Data records for software interfaces:
┄┄┄┄┄┄┄┄┄┄

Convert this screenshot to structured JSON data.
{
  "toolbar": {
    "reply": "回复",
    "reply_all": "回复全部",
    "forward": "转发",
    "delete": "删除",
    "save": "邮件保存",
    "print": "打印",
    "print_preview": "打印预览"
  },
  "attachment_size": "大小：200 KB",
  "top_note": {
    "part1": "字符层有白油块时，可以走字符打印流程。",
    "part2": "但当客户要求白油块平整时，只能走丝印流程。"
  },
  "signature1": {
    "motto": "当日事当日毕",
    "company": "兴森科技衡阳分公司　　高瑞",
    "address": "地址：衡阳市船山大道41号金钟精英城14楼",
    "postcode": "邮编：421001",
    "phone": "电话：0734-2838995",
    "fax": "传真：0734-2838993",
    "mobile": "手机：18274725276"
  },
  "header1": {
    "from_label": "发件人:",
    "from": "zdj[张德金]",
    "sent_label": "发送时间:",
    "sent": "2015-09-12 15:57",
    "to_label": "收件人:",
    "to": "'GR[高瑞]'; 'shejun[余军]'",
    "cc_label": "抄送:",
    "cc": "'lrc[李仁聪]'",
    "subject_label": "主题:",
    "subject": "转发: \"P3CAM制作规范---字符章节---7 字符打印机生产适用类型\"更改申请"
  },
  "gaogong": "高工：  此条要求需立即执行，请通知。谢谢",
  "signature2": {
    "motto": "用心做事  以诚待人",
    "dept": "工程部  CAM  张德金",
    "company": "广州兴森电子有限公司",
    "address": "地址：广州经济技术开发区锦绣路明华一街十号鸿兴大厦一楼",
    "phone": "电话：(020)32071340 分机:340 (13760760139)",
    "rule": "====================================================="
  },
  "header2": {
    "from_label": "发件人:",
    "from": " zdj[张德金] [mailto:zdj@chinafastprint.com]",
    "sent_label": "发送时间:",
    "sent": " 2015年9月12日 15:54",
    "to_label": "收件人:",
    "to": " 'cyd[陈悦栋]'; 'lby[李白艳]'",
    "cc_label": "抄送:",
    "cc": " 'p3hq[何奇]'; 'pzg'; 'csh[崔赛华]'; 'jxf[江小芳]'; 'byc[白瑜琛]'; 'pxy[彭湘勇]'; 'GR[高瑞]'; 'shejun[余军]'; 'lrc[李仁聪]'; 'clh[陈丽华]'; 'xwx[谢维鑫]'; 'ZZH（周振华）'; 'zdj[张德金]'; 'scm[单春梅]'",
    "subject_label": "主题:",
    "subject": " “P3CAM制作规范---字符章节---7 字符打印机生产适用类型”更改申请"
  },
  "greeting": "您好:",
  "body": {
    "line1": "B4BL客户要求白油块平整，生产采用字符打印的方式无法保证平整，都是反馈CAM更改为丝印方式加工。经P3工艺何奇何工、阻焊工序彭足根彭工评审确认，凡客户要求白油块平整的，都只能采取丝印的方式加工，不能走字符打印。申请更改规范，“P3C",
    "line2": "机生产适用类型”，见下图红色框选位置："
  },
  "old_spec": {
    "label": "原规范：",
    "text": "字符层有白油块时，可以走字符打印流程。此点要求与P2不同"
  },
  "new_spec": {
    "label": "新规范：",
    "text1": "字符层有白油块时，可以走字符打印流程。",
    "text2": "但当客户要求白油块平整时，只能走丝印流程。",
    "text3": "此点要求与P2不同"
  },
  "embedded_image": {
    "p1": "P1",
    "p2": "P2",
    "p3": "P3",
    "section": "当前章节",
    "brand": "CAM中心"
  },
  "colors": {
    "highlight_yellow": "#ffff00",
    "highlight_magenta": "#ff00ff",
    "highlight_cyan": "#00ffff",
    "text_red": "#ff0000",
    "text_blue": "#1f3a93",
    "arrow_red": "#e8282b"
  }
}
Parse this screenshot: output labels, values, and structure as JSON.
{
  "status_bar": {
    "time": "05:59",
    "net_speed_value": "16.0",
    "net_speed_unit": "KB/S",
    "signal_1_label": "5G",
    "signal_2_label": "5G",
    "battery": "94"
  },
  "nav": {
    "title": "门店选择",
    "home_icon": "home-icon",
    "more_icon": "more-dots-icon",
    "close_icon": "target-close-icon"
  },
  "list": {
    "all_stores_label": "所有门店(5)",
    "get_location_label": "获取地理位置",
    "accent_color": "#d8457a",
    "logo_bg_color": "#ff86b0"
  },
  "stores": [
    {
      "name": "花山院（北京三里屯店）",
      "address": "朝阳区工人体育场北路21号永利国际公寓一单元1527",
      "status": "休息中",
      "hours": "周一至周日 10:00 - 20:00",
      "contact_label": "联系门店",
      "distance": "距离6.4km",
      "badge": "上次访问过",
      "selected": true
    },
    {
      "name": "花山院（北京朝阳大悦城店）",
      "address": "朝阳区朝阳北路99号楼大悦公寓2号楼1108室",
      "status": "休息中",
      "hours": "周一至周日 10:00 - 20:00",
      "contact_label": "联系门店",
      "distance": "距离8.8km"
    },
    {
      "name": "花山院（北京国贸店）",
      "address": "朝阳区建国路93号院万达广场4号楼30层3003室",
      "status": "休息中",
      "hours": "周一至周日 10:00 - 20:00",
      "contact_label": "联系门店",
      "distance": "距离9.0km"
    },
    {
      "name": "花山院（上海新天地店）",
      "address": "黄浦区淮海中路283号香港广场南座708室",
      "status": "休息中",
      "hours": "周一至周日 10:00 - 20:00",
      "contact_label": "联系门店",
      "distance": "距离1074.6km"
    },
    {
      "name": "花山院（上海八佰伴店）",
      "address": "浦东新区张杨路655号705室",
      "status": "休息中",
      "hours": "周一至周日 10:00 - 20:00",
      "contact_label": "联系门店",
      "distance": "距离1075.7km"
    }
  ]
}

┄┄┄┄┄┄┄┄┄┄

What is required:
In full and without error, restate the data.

Exercise result:
Convert this screenshot to structured JSON data.
{
  "toolbar": {
    "reply": "回复",
    "reply_all": "回复全部",
    "forward": "转发",
    "delete": "删除",
    "save": "邮件保存",
    "print": "打印",
    "print_preview": "打印预览"
  },
  "attachment_size": "大小：200 KB",
  "top_note": {
    "part1": "字符层有白油块时，可以走字符打印流程。",
    "part2": "但当客户要求白油块平整时，只能走丝印流程。"
  },
  "signature1": {
    "motto": "当日事当日毕",
    "company": "兴森科技衡阳分公司　　高瑞",
    "address": "地址：衡阳市船山大道41号金钟精英城14楼",
    "postcode": "邮编：421001",
    "phone": "电话：0734-2838995",
    "fax": "传真：0734-2838993",
    "mobile": "手机：18274725276"
  },
  "header1": {
    "from_label": "发件人:",
    "from": "zdj[张德金]",
    "sent_label": "发送时间:",
    "sent": "2015-09-12 15:57",
    "to_label": "收件人:",
    "to": "'GR[高瑞]'; 'shejun[余军]'",
    "cc_label": "抄送:",
    "cc": "'lrc[李仁聪]'",
    "subject_label": "主题:",
    "subject": "转发: \"P3CAM制作规范---字符章节---7 字符打印机生产适用类型\"更改申请"
  },
  "gaogong": "高工：  此条要求需立即执行，请通知。谢谢",
  "signature2": {
    "motto": "用心做事  以诚待人",
    "dept": "工程部  CAM  张德金",
    "company": "广州兴森电子有限公司",
    "address": "地址：广州经济技术开发区锦绣路明华一街十号鸿兴大厦一楼",
    "phone": "电话：(020)32071340 分机:340 (13760760139)",
    "rule": "====================================================="
  },
  "header2": {
    "from_label": "发件人:",
    "from": " zdj[张德金] [mailto:zdj@chinafastprint.com]",
    "sent_label": "发送时间:",
    "sent": " 2015年9月12日 15:54",
    "to_label": "收件人:",
    "to": " 'cyd[陈悦栋]'; 'lby[李白艳]'",
    "cc_label": "抄送:",
    "cc": " 'p3hq[何奇]'; 'pzg'; 'csh[崔赛华]'; 'jxf[江小芳]'; 'byc[白瑜琛]'; 'pxy[彭湘勇]'; 'GR[高瑞]'; 'shejun[余军]'; 'lrc[李仁聪]'; 'clh[陈丽华]'; 'xwx[谢维鑫]'; 'ZZH（周振华）'; 'zdj[张德金]'; 'scm[单春梅]'",
    "subject_label": "主题:",
    "subject": " “P3CAM制作规范---字符章节---7 字符打印机生产适用类型”更改申请"
  },
  "greeting": "您好:",
  "body": {
    "line1": "B4BL客户要求白油块平整，生产采用字符打印的方式无法保证平整，都是反馈CAM更改为丝印方式加工。经P3工艺何奇何工、阻焊工序彭足根彭工评审确认，凡客户要求白油块平整的，都只能采取丝印的方式加工，不能走字符打印。申请更改规范，“P3C",
    "line2": "机生产适用类型”，见下图红色框选位置："
  },
  "old_spec": {
    "label": "原规范：",
    "text": "字符层有白油块时，可以走字符打印流程。此点要求与P2不同"
  },
  "new_spec": {
    "label": "新规范：",
    "text1": "字符层有白油块时，可以走字符打印流程。",
    "text2": "但当客户要求白油块平整时，只能走丝印流程。",
    "text3": "此点要求与P2不同"
  },
  "embedded_image": {
    "p1": "P1",
    "p2": "P2",
    "p3": "P3",
    "section": "当前章节",
    "brand": "CAM中心"
  },
  "colors": {
    "highlight_yellow": "#ffff00",
    "highlight_magenta": "#ff00ff",
    "highlight_cyan": "#00ffff",
    "text_red": "#ff0000",
    "text_blue": "#1f3a93",
    "arrow_red": "#e8282b"
  }
}
Parse this screenshot: output labels, values, and structure as JSON.
{
  "status_bar": {
    "time": "05:59",
    "net_speed_value": "16.0",
    "net_speed_unit": "KB/S",
    "signal_1_label": "5G",
    "signal_2_label": "5G",
    "battery": "94"
  },
  "nav": {
    "title": "门店选择",
    "home_icon": "home-icon",
    "more_icon": "more-dots-icon",
    "close_icon": "target-close-icon"
  },
  "list": {
    "all_stores_label": "所有门店(5)",
    "get_location_label": "获取地理位置",
    "accent_color": "#d8457a",
    "logo_bg_color": "#ff86b0"
  },
  "stores": [
    {
      "name": "花山院（北京三里屯店）",
      "address": "朝阳区工人体育场北路21号永利国际公寓一单元1527",
      "status": "休息中",
      "hours": "周一至周日 10:00 - 20:00",
      "contact_label": "联系门店",
      "distance": "距离6.4km",
      "badge": "上次访问过",
      "selected": true
    },
    {
      "name": "花山院（北京朝阳大悦城店）",
      "address": "朝阳区朝阳北路99号楼大悦公寓2号楼1108室",
      "status": "休息中",
      "hours": "周一至周日 10:00 - 20:00",
      "contact_label": "联系门店",
      "distance": "距离8.8km"
    },
    {
      "name": "花山院（北京国贸店）",
      "address": "朝阳区建国路93号院万达广场4号楼30层3003室",
      "status": "休息中",
      "hours": "周一至周日 10:00 - 20:00",
      "contact_label": "联系门店",
      "distance": "距离9.0km"
    },
    {
      "name": "花山院（上海新天地店）",
      "address": "黄浦区淮海中路283号香港广场南座708室",
      "status": "休息中",
      "hours": "周一至周日 10:00 - 20:00",
      "contact_label": "联系门店",
      "distance": "距离1074.6km"
    },
    {
      "name": "花山院（上海八佰伴店）",
      "address": "浦东新区张杨路655号705室",
      "status": "休息中",
      "hours": "周一至周日 10:00 - 20:00",
      "contact_label": "联系门店",
      "distance": "距离1075.7km"
    }
  ]
}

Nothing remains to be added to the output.